“People are saying why can’t this region move forward with something?” said O’Malley, whose group represents business and civic leaders. “How did we find ourselves here with nothing to show for so many years of planning?”

For about a dozen years, planning for the Red and Purple lines moved forward in tandem, with supporters of both saying Maryland’s two largest urban areas needed rail to move more people amid growing traffic congestion.

But Hogan had questioned the cost of both transit projects during a gubernatorial campaign focused on more money for roads and bridges. When he canceled the Red Line in June 2015, he also cut about $500 million from the state’s upfront contribution to the more than $2 billion Purple Line by scaling it back and requiring Montgomery and Prince George’s counties to pay more.

Canceling the Red Line meant losing nearly $300 million of state-funded planning and engineering work and turning down $900 million in highly competitive construction grants recommended by the Federal Transit Administration.

Rahn said recently the administration stands by its decision. The Red Line’s cost projections, done by the previous administration of Democratic Governor Martin O’Malley, were “hugely understated,” he said. The $2.9 billion construction budget, he said, “was a fiction” because it didn’t include some major expenses, such as building one of the 19 stations, and had severely lowballed the cost of digging the tunnel beneath downtown.

“It would have gone extremely over budget,” Rahn said.

Rahn also said the state has spent another $565 million on transit improvements for the city, including replacing 35-year-old subway cars and overhauling aging light-rail vehicles.

He dismissed allegations that canceling the Red Line had an outsized impact on Baltimore’s African American residents.

“The facts do not support that in any way,” Rahn said. “We’re spending a tremendous amount for transit in support of the Baltimore region and, of course, we’re spending a significant amount for the D.C. area.”

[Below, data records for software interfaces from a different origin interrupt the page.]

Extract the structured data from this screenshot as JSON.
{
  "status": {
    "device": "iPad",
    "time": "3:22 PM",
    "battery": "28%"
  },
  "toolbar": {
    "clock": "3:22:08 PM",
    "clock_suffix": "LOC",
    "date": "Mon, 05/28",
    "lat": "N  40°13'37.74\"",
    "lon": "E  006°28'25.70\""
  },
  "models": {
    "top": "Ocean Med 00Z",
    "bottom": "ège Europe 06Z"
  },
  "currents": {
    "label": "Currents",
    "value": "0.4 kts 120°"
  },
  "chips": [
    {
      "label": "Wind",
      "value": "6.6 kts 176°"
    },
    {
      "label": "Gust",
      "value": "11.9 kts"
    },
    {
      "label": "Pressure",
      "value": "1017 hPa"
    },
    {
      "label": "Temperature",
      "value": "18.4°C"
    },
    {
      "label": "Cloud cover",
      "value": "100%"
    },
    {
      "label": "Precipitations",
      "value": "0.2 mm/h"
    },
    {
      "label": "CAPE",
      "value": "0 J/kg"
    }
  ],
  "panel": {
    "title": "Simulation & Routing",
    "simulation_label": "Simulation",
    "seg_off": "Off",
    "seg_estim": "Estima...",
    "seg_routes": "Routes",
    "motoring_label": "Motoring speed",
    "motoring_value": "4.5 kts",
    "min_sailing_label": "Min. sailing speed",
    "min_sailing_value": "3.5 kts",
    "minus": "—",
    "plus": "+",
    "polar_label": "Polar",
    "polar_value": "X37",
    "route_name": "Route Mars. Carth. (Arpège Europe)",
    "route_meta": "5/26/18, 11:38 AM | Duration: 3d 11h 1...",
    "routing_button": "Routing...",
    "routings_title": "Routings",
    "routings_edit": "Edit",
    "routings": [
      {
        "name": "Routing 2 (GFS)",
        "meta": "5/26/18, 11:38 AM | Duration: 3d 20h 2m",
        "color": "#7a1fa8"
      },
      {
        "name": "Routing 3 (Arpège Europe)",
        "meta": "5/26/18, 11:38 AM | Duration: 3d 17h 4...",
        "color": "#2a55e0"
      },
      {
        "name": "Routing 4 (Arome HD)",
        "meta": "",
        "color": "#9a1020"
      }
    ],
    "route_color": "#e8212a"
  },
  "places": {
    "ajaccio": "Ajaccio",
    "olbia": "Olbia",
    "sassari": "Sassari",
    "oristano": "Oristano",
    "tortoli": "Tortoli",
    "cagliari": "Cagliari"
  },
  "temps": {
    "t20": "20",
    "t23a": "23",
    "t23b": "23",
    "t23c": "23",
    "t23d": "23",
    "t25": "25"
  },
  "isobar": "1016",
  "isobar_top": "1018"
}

How much BaltimoreLink will improve the lives of the city’s transit-dependent residents remains to be seen. Since the June 18 launch, some riders have complained about late buses, buses that never show up and bus stops that were nixed in the redesign. A recent public meeting on the rollout drew several hundred bus riders, many of them angry, according to media reports.

Andrews, the Baltimore resident who filed one of the civil rights complaints, said he relies on buses to get to church, his finance job at a hotel, and evening classes toward a master's degree in theology. Since BaltimoreLink started, he said, he sometimes has had to transfer buses, adding 10 minutes to his previous 40-minute ride. A trip home from Arundel Mills Mall on a recent Saturday took four hours, he said, because the BaltimoreLink bus never showed up.

Though Andrews said he takes transit by choice, many low-income residents have no other options. He noted the Red Line would have served impoverished areas of the city where riots broke out in April 2015, after resident Freddie Gray died in police custody.

“It would have improved the lives of pretty disenfranchised people,” Andrews said. “And then you see the Purple Line moving forward. . . . I don’t bemoan the Purple Line getting on board in Prince George’s and Montgomery County. That’s great. But to see it move forward while our hopes are dashed here — it’s not a good feeling.”